◆ About this task ◆
From the first line to the last, please write out the data exactly.

=== Begin Enclosure ===

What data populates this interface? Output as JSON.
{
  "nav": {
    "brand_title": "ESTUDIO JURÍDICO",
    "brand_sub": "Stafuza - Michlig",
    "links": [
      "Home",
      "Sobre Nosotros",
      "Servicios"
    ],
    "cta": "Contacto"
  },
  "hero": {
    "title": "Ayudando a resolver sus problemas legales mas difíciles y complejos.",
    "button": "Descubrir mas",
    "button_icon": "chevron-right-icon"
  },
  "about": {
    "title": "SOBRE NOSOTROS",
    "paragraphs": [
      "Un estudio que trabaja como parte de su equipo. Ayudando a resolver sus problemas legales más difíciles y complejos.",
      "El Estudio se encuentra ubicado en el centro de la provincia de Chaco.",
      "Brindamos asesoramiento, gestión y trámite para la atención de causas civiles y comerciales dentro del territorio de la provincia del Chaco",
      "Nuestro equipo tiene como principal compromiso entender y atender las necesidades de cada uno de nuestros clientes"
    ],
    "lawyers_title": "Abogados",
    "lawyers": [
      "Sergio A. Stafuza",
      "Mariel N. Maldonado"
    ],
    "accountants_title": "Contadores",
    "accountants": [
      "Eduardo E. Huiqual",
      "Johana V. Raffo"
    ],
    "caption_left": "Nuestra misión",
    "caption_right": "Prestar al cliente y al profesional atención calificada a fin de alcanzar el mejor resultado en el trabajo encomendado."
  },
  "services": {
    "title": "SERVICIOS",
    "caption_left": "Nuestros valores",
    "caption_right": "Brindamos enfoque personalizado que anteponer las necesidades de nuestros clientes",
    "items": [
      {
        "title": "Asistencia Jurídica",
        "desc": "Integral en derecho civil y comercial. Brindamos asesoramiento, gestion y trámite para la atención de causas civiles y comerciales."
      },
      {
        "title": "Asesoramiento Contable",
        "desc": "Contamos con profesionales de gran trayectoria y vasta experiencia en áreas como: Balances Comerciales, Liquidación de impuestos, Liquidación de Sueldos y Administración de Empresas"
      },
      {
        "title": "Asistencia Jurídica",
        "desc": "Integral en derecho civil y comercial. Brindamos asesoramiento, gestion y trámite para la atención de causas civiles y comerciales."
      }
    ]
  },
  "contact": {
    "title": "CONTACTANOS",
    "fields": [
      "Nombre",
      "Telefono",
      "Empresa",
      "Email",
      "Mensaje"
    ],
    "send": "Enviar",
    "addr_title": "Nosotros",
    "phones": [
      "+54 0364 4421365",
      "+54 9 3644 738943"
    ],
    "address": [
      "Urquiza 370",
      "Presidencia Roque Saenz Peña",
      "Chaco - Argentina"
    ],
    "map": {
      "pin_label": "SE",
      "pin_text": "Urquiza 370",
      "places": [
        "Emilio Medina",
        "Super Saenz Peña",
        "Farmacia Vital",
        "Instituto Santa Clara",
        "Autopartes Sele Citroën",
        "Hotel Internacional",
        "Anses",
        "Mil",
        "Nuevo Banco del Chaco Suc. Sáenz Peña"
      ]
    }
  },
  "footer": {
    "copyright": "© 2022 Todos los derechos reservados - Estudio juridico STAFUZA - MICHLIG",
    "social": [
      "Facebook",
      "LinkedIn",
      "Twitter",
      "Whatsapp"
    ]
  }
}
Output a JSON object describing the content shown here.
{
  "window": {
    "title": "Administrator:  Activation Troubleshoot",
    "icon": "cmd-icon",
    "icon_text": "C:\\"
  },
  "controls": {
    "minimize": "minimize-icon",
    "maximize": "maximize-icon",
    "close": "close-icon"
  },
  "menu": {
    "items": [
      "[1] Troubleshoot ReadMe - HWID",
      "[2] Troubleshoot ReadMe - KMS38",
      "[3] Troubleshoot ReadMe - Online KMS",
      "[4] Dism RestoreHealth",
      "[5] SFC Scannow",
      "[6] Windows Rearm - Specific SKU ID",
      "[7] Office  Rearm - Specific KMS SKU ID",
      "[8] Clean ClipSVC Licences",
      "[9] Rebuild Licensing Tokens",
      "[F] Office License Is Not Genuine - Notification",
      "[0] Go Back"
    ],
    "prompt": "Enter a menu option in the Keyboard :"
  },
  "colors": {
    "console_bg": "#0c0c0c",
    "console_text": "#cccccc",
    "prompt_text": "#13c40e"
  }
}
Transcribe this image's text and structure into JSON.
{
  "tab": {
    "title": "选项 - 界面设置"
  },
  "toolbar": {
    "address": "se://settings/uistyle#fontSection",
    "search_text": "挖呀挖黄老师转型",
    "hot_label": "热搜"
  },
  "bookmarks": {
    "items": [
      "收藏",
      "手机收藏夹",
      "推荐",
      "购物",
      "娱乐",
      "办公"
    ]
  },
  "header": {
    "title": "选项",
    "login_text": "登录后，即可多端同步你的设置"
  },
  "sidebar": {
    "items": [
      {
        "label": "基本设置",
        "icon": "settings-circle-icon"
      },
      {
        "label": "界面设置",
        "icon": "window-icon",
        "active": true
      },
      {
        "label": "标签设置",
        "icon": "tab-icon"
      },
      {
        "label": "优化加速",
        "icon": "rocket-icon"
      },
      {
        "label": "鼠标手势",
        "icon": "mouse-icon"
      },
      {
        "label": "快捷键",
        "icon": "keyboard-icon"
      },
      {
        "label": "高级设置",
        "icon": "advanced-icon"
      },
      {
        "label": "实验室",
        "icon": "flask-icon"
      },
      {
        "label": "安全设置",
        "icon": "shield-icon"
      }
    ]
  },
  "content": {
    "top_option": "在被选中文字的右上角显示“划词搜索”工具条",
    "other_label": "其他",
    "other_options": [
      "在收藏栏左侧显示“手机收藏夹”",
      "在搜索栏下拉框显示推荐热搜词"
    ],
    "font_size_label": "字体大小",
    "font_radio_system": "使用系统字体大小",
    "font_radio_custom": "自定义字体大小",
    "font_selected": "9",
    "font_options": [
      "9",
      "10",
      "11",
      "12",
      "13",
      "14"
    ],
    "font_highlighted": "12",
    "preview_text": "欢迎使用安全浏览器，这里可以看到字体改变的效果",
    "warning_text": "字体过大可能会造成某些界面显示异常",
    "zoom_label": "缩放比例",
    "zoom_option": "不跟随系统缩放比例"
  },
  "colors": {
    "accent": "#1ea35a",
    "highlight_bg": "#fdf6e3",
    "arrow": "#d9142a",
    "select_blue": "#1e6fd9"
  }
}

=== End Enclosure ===

◆ Response area ◆
What data populates this interface? Output as JSON.
{
  "nav": {
    "brand_title": "ESTUDIO JURÍDICO",
    "brand_sub": "Stafuza - Michlig",
    "links": [
      "Home",
      "Sobre Nosotros",
      "Servicios"
    ],
    "cta": "Contacto"
  },
  "hero": {
    "title": "Ayudando a resolver sus problemas legales mas difíciles y complejos.",
    "button": "Descubrir mas",
    "button_icon": "chevron-right-icon"
  },
  "about": {
    "title": "SOBRE NOSOTROS",
    "paragraphs": [
      "Un estudio que trabaja como parte de su equipo. Ayudando a resolver sus problemas legales más difíciles y complejos.",
      "El Estudio se encuentra ubicado en el centro de la provincia de Chaco.",
      "Brindamos asesoramiento, gestión y trámite para la atención de causas civiles y comerciales dentro del territorio de la provincia del Chaco",
      "Nuestro equipo tiene como principal compromiso entender y atender las necesidades de cada uno de nuestros clientes"
    ],
    "lawyers_title": "Abogados",
    "lawyers": [
      "Sergio A. Stafuza",
      "Mariel N. Maldonado"
    ],
    "accountants_title": "Contadores",
    "accountants": [
      "Eduardo E. Huiqual",
      "Johana V. Raffo"
    ],
    "caption_left": "Nuestra misión",
    "caption_right": "Prestar al cliente y al profesional atención calificada a fin de alcanzar el mejor resultado en el trabajo encomendado."
  },
  "services": {
    "title": "SERVICIOS",
    "caption_left": "Nuestros valores",
    "caption_right": "Brindamos enfoque personalizado que anteponer las necesidades de nuestros clientes",
    "items": [
      {
        "title": "Asistencia Jurídica",
        "desc": "Integral en derecho civil y comercial. Brindamos asesoramiento, gestion y trámite para la atención de causas civiles y comerciales."
      },
      {
        "title": "Asesoramiento Contable",
        "desc": "Contamos con profesionales de gran trayectoria y vasta experiencia en áreas como: Balances Comerciales, Liquidación de impuestos, Liquidación de Sueldos y Administración de Empresas"
      },
      {
        "title": "Asistencia Jurídica",
        "desc": "Integral en derecho civil y comercial. Brindamos asesoramiento, gestion y trámite para la atención de causas civiles y comerciales."
      }
    ]
  },
  "contact": {
    "title": "CONTACTANOS",
    "fields": [
      "Nombre",
      "Telefono",
      "Empresa",
      "Email",
      "Mensaje"
    ],
    "send": "Enviar",
    "addr_title": "Nosotros",
    "phones": [
      "+54 0364 4421365",
      "+54 9 3644 738943"
    ],
    "address": [
      "Urquiza 370",
      "Presidencia Roque Saenz Peña",
      "Chaco - Argentina"
    ],
    "map": {
      "pin_label": "SE",
      "pin_text": "Urquiza 370",
      "places": [
        "Emilio Medina",
        "Super Saenz Peña",
        "Farmacia Vital",
        "Instituto Santa Clara",
        "Autopartes Sele Citroën",
        "Hotel Internacional",
        "Anses",
        "Mil",
        "Nuevo Banco del Chaco Suc. Sáenz Peña"
      ]
    }
  },
  "footer": {
    "copyright": "© 2022 Todos los derechos reservados - Estudio juridico STAFUZA - MICHLIG",
    "social": [
      "Facebook",
      "LinkedIn",
      "Twitter",
      "Whatsapp"
    ]
  }
}
Output a JSON object describing the content shown here.
{
  "window": {
    "title": "Administrator:  Activation Troubleshoot",
    "icon": "cmd-icon",
    "icon_text": "C:\\"
  },
  "controls": {
    "minimize": "minimize-icon",
    "maximize": "maximize-icon",
    "close": "close-icon"
  },
  "menu": {
    "items": [
      "[1] Troubleshoot ReadMe - HWID",
      "[2] Troubleshoot ReadMe - KMS38",
      "[3] Troubleshoot ReadMe - Online KMS",
      "[4] Dism RestoreHealth",
      "[5] SFC Scannow",
      "[6] Windows Rearm - Specific SKU ID",
      "[7] Office  Rearm - Specific KMS SKU ID",
      "[8] Clean ClipSVC Licences",
      "[9] Rebuild Licensing Tokens",
      "[F] Office License Is Not Genuine - Notification",
      "[0] Go Back"
    ],
    "prompt": "Enter a menu option in the Keyboard :"
  },
  "colors": {
    "console_bg": "#0c0c0c",
    "console_text": "#cccccc",
    "prompt_text": "#13c40e"
  }
}
Transcribe this image's text and structure into JSON.
{
  "tab": {
    "title": "选项 - 界面设置"
  },
  "toolbar": {
    "address": "se://settings/uistyle#fontSection",
    "search_text": "挖呀挖黄老师转型",
    "hot_label": "热搜"
  },
  "bookmarks": {
    "items": [
      "收藏",
      "手机收藏夹",
      "推荐",
      "购物",
      "娱乐",
      "办公"
    ]
  },
  "header": {
    "title": "选项",
    "login_text": "登录后，即可多端同步你的设置"
  },
  "sidebar": {
    "items": [
      {
        "label": "基本设置",
        "icon": "settings-circle-icon"
      },
      {
        "label": "界面设置",
        "icon": "window-icon",
        "active": true
      },
      {
        "label": "标签设置",
        "icon": "tab-icon"
      },
      {
        "label": "优化加速",
        "icon": "rocket-icon"
      },
      {
        "label": "鼠标手势",
        "icon": "mouse-icon"
      },
      {
        "label": "快捷键",
        "icon": "keyboard-icon"
      },
      {
        "label": "高级设置",
        "icon": "advanced-icon"
      },
      {
        "label": "实验室",
        "icon": "flask-icon"
      },
      {
        "label": "安全设置",
        "icon": "shield-icon"
      }
    ]
  },
  "content": {
    "top_option": "在被选中文字的右上角显示“划词搜索”工具条",
    "other_label": "其他",
    "other_options": [
      "在收藏栏左侧显示“手机收藏夹”",
      "在搜索栏下拉框显示推荐热搜词"
    ],
    "font_size_label": "字体大小",
    "font_radio_system": "使用系统字体大小",
    "font_radio_custom": "自定义字体大小",
    "font_selected": "9",
    "font_options": [
      "9",
      "10",
      "11",
      "12",
      "13",
      "14"
    ],
    "font_highlighted": "12",
    "preview_text": "欢迎使用安全浏览器，这里可以看到字体改变的效果",
    "warning_text": "字体过大可能会造成某些界面显示异常",
    "zoom_label": "缩放比例",
    "zoom_option": "不跟随系统缩放比例"
  },
  "colors": {
    "accent": "#1ea35a",
    "highlight_bg": "#fdf6e3",
    "arrow": "#d9142a",
    "select_blue": "#1e6fd9"
  }
}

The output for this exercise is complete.